*Record set:*
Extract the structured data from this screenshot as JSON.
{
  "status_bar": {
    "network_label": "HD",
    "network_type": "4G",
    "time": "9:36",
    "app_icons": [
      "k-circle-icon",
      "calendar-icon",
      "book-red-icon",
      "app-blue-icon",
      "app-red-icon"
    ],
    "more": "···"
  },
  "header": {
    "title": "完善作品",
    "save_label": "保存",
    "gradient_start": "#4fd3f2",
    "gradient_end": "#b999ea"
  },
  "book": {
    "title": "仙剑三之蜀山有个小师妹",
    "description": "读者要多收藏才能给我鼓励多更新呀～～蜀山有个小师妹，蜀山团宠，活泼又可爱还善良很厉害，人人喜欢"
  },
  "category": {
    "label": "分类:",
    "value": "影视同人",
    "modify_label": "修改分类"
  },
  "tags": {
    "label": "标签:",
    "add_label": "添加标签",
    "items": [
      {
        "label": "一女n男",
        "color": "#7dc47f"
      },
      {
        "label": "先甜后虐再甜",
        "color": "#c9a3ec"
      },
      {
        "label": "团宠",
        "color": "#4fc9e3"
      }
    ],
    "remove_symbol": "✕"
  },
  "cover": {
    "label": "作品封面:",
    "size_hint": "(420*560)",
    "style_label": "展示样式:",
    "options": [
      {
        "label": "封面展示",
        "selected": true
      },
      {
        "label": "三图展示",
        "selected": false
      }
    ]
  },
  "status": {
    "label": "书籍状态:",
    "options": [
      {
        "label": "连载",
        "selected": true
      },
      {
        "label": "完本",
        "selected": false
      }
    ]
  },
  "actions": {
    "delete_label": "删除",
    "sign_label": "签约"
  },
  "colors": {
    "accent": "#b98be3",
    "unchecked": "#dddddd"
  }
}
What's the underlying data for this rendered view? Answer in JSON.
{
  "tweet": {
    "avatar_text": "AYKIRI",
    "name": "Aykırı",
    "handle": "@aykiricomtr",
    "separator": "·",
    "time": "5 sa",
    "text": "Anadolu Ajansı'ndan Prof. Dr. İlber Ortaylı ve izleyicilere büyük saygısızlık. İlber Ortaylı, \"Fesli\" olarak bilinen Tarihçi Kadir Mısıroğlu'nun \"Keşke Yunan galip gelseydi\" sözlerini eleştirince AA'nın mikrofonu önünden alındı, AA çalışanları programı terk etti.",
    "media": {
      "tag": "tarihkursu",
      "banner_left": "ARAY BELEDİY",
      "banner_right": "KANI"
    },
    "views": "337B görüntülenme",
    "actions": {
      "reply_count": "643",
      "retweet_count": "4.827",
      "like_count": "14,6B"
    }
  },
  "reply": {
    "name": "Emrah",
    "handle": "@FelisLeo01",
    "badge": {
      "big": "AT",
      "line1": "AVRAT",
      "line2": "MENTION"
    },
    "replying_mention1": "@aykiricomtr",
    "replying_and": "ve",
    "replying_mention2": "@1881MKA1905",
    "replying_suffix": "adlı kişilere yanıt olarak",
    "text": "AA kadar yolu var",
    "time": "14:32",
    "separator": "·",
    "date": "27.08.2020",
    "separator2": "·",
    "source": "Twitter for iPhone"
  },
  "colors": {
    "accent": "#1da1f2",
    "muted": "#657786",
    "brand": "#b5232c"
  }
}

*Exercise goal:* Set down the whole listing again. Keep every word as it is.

*Answer to this problem:*
Extract the structured data from this screenshot as JSON.
{
  "status_bar": {
    "network_label": "HD",
    "network_type": "4G",
    "time": "9:36",
    "app_icons": [
      "k-circle-icon",
      "calendar-icon",
      "book-red-icon",
      "app-blue-icon",
      "app-red-icon"
    ],
    "more": "···"
  },
  "header": {
    "title": "完善作品",
    "save_label": "保存",
    "gradient_start": "#4fd3f2",
    "gradient_end": "#b999ea"
  },
  "book": {
    "title": "仙剑三之蜀山有个小师妹",
    "description": "读者要多收藏才能给我鼓励多更新呀～～蜀山有个小师妹，蜀山团宠，活泼又可爱还善良很厉害，人人喜欢"
  },
  "category": {
    "label": "分类:",
    "value": "影视同人",
    "modify_label": "修改分类"
  },
  "tags": {
    "label": "标签:",
    "add_label": "添加标签",
    "items": [
      {
        "label": "一女n男",
        "color": "#7dc47f"
      },
      {
        "label": "先甜后虐再甜",
        "color": "#c9a3ec"
      },
      {
        "label": "团宠",
        "color": "#4fc9e3"
      }
    ],
    "remove_symbol": "✕"
  },
  "cover": {
    "label": "作品封面:",
    "size_hint": "(420*560)",
    "style_label": "展示样式:",
    "options": [
      {
        "label": "封面展示",
        "selected": true
      },
      {
        "label": "三图展示",
        "selected": false
      }
    ]
  },
  "status": {
    "label": "书籍状态:",
    "options": [
      {
        "label": "连载",
        "selected": true
      },
      {
        "label": "完本",
        "selected": false
      }
    ]
  },
  "actions": {
    "delete_label": "删除",
    "sign_label": "签约"
  },
  "colors": {
    "accent": "#b98be3",
    "unchecked": "#dddddd"
  }
}
What's the underlying data for this rendered view? Answer in JSON.
{
  "tweet": {
    "avatar_text": "AYKIRI",
    "name": "Aykırı",
    "handle": "@aykiricomtr",
    "separator": "·",
    "time": "5 sa",
    "text": "Anadolu Ajansı'ndan Prof. Dr. İlber Ortaylı ve izleyicilere büyük saygısızlık. İlber Ortaylı, \"Fesli\" olarak bilinen Tarihçi Kadir Mısıroğlu'nun \"Keşke Yunan galip gelseydi\" sözlerini eleştirince AA'nın mikrofonu önünden alındı, AA çalışanları programı terk etti.",
    "media": {
      "tag": "tarihkursu",
      "banner_left": "ARAY BELEDİY",
      "banner_right": "KANI"
    },
    "views": "337B görüntülenme",
    "actions": {
      "reply_count": "643",
      "retweet_count": "4.827",
      "like_count": "14,6B"
    }
  },
  "reply": {
    "name": "Emrah",
    "handle": "@FelisLeo01",
    "badge": {
      "big": "AT",
      "line1": "AVRAT",
      "line2": "MENTION"
    },
    "replying_mention1": "@aykiricomtr",
    "replying_and": "ve",
    "replying_mention2": "@1881MKA1905",
    "replying_suffix": "adlı kişilere yanıt olarak",
    "text": "AA kadar yolu var",
    "time": "14:32",
    "separator": "·",
    "date": "27.08.2020",
    "separator2": "·",
    "source": "Twitter for iPhone"
  },
  "colors": {
    "accent": "#1da1f2",
    "muted": "#657786",
    "brand": "#b5232c"
  }
}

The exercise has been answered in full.